TerryF  •  Link

Sir G. Carteret's level of learning was notably low.

L&M point the way to Andrew Marvell's "Last Instructions to a Painter" (London, 4 September 1667), ll. 203f.

"Carteret the rich did the accountants guide
And in ill English all the world defied."

They observe that, lacking much formal education, he had spent much of his life at sea. --
Sound familiar? Carteret, Batten and Mennes -- though the last was a celebrated lyricist, he lacked Pepys's classical education, and even this lacked mathematiques, so essential for keeping accounts, something for which our hero has made amends. No wonder such meetings (Which valuation of the pieces of eight is better?) are so maddening for SP!

Bradford  •  Link

Judith's point is a sound one, given that the man died June 4th. The hearse (in one of the senses L. Hat researched for us) might still be visible; but the remains themselves, unless an aura of saintliness is keeping them fresh? Any enlightenment, you mortuary experts?

dirk  •  Link

The Archbishop has been dead for a month.

Very likely the body would have been embalmed. Embalming was practised in Western Europe from the 1400s onwards -- be it in a very primitive way. At the time it was limited to kings, queens, etc. and the outcome was often unpredictable. The discovery of blood circulation by Harvey (1628) was a milestone, as it made arterial embalming possible. The Dutch were the first to implement this technique in the 17th century.

dirk  •  Link


There are several contemporary references to embalming in the Carte Papers -- without any reference though to techniques used

Also the "London Gazette" of July 15th, 1666: "that the States have taken order for the embalming the body of Sir William Berkeley"
Contains **SPOILERS**

Also have a look at
for more on Frederik Ruysch -- Dutch anatomist & embalmer (1638-1731)

in Aqua epistula  •  Link

pen knife be a handy tool
" manuscript by scraping out the blots and other things,.."

A. Hamilton  •  Link

Evora and "ceremonies of bravery"

Talk of the Archbishop's bier and the bravery of the British at Evora sets me wondering whether the British were there before, during or after the construction of the Capella dos Ossos, allegedly built in the 17th Century when space in burial grounds became scarce. Et ego vidi meis ipsis occulis the bones of the departed strewn about on the ground beneath the floor of another church in that gem of a city. For visual impressions of the Capella does Ossos, follow this link:
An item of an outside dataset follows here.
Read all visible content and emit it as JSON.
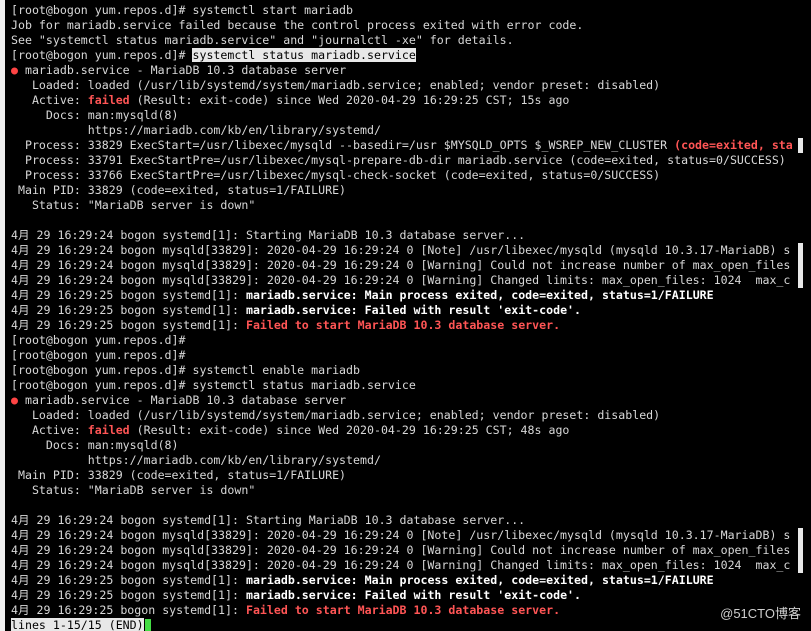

in aqua pustula  •  Link

Evora, a delightful city for those that adore the Goddess Diana, and evoking the sins of Roman follies in Luisitania, before the succumbing to the whiles of Arabie, then the restablishment of those that dothe want to control the Oak Cork trees.

dirk  •  Link

embalming - cont'd

Apparently mercury was used for this purpose -- at least according to this text from 1703:

"Haec ea sunt, quae oculi acies, microscopium, vasorum in vivis ligaturae, hydrargyrium mortuis injectum, contemplatio figurae morbosae, comparatio denique brutorum, piscium, insectorum et plantarum detexit."

"This is what observation with the naked eye, and with the microscope, binding the arteries of the living, injecting the dead with mercury, contemplation of the suffering body, [and] comparison to animals, fish, insects and plants has clearly shown." [This is a passage about the structure of arteries etc.]

"De Usu Ratiocinii Mechanici in Medicina", Hermanni Boerhaave, 1703

Terry Foreman  •  Link

"the Lisbon Gazette in Spanish, where the late victory is set down particularly, and to the great honour of the English beyond measure."

The Lisbon Gazette's account was printed as Relacion de la famosa, y memorable vitoria que el exercito de el rey de Portugal (Lisbon, 1663).
The Portuguese usually printed news of importance in both Portuguese and Spanish. (Per L&M footnote)

Log in to post an annotation.

If you don't have an account, then register here.